• **EXERCISE INSTRUCTIONS**
Whenever a line in the entries below contains the string "Website", copy that line.

• **EXTRACTED ENTRIES**
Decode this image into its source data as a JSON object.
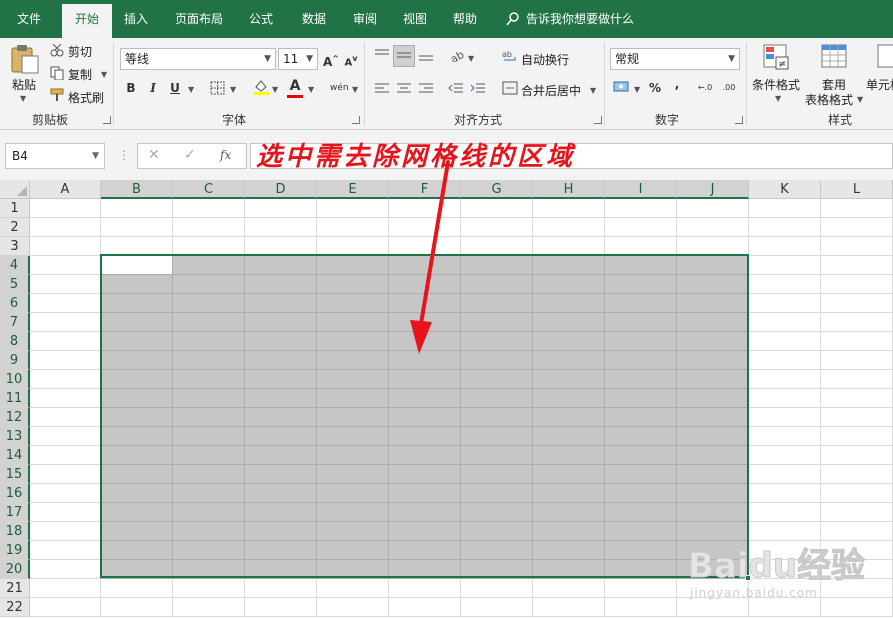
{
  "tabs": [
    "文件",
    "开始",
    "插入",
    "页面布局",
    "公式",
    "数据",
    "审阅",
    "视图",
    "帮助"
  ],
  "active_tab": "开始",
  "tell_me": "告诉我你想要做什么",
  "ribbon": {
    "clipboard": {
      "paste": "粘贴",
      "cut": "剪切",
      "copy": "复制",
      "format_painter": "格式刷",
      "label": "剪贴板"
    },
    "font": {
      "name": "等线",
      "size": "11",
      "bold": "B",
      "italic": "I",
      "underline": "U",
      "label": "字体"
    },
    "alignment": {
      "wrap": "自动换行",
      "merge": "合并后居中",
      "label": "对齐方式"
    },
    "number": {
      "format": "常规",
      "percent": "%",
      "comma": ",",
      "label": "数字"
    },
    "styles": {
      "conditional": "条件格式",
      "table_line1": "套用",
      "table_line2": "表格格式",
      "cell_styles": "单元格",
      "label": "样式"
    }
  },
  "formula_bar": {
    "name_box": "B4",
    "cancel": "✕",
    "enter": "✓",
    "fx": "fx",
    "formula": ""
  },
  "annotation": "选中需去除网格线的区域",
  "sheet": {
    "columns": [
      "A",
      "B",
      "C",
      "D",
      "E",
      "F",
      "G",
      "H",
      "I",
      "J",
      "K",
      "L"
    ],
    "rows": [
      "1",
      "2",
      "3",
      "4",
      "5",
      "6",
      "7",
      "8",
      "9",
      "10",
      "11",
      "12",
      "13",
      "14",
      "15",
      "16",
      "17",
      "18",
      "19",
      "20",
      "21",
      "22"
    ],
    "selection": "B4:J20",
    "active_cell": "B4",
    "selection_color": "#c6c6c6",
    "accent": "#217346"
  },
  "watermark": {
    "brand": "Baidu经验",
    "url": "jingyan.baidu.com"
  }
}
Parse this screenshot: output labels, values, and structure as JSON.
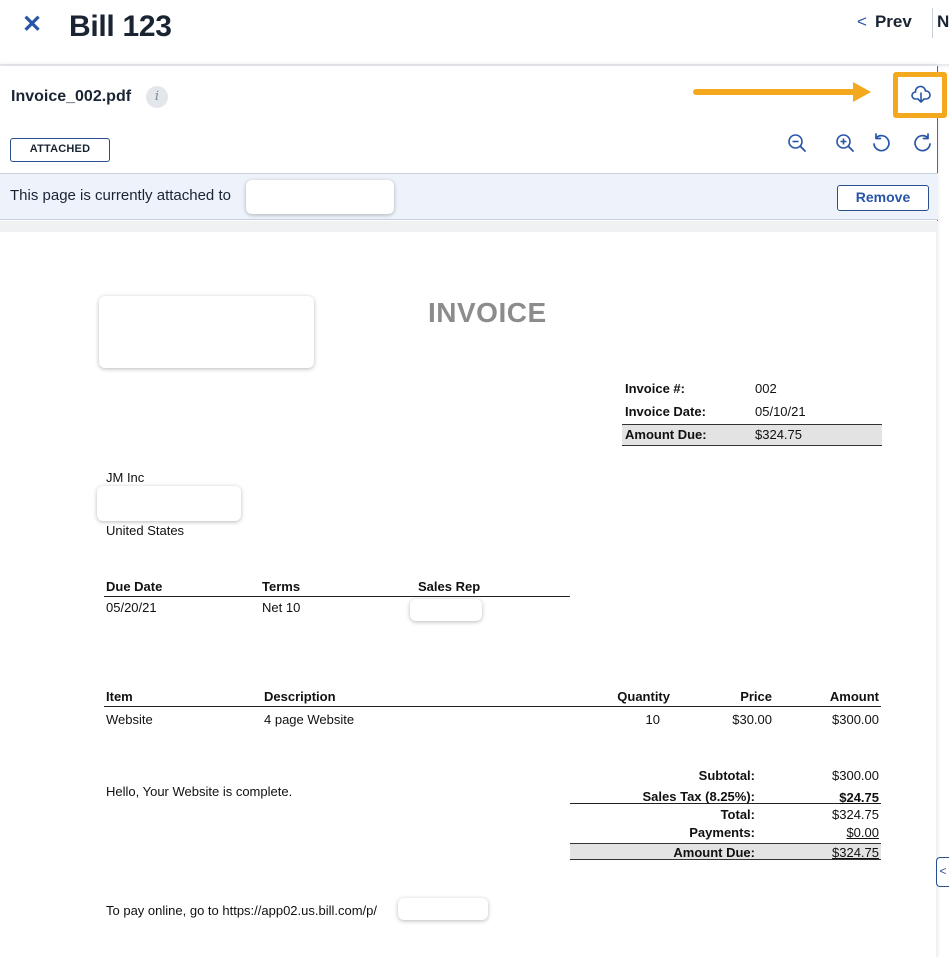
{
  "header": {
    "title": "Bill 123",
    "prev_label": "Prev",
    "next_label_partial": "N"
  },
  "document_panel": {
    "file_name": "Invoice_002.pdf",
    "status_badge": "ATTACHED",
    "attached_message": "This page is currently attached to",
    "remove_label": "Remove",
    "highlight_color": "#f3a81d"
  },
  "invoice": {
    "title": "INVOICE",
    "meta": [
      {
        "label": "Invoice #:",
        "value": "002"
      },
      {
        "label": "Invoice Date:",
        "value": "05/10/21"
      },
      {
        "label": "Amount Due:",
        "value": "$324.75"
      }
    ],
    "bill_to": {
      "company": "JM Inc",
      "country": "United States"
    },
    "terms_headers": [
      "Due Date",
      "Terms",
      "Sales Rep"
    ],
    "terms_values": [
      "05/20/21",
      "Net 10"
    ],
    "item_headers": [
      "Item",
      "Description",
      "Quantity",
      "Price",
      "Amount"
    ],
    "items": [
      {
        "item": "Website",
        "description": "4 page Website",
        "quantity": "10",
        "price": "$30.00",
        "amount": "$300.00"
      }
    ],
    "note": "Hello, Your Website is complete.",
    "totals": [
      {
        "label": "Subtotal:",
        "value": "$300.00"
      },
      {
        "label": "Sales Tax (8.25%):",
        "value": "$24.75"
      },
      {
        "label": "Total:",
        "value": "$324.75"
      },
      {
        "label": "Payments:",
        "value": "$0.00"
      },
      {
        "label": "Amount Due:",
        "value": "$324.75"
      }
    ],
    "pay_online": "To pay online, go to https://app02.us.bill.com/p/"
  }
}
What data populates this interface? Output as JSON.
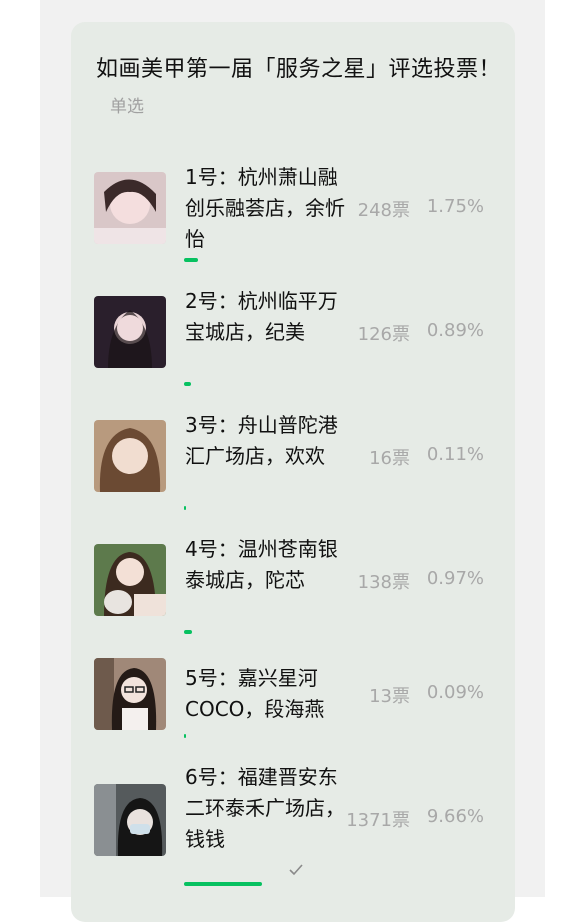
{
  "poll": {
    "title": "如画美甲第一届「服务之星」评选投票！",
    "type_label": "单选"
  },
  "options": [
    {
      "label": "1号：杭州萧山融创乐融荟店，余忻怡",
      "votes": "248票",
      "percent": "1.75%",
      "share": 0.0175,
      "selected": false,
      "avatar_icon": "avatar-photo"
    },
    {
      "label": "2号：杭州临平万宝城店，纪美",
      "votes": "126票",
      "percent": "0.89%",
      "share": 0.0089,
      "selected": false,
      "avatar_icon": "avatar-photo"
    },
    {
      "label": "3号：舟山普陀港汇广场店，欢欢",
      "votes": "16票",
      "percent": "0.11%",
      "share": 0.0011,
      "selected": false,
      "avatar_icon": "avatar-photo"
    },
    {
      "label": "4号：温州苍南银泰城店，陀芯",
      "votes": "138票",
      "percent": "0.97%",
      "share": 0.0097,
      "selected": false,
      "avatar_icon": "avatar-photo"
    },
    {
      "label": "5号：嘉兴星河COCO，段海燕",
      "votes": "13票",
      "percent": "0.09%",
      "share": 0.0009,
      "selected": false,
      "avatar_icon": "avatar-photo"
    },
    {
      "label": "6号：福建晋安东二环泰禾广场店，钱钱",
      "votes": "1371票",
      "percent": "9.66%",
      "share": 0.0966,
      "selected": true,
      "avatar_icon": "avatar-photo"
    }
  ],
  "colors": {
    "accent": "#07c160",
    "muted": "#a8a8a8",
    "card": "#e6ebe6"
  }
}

• **OUTPUT OF THE TASK**
        "item": "Website",
        "description": "4 page Website",
    "note": "Hello, Your Website is complete.",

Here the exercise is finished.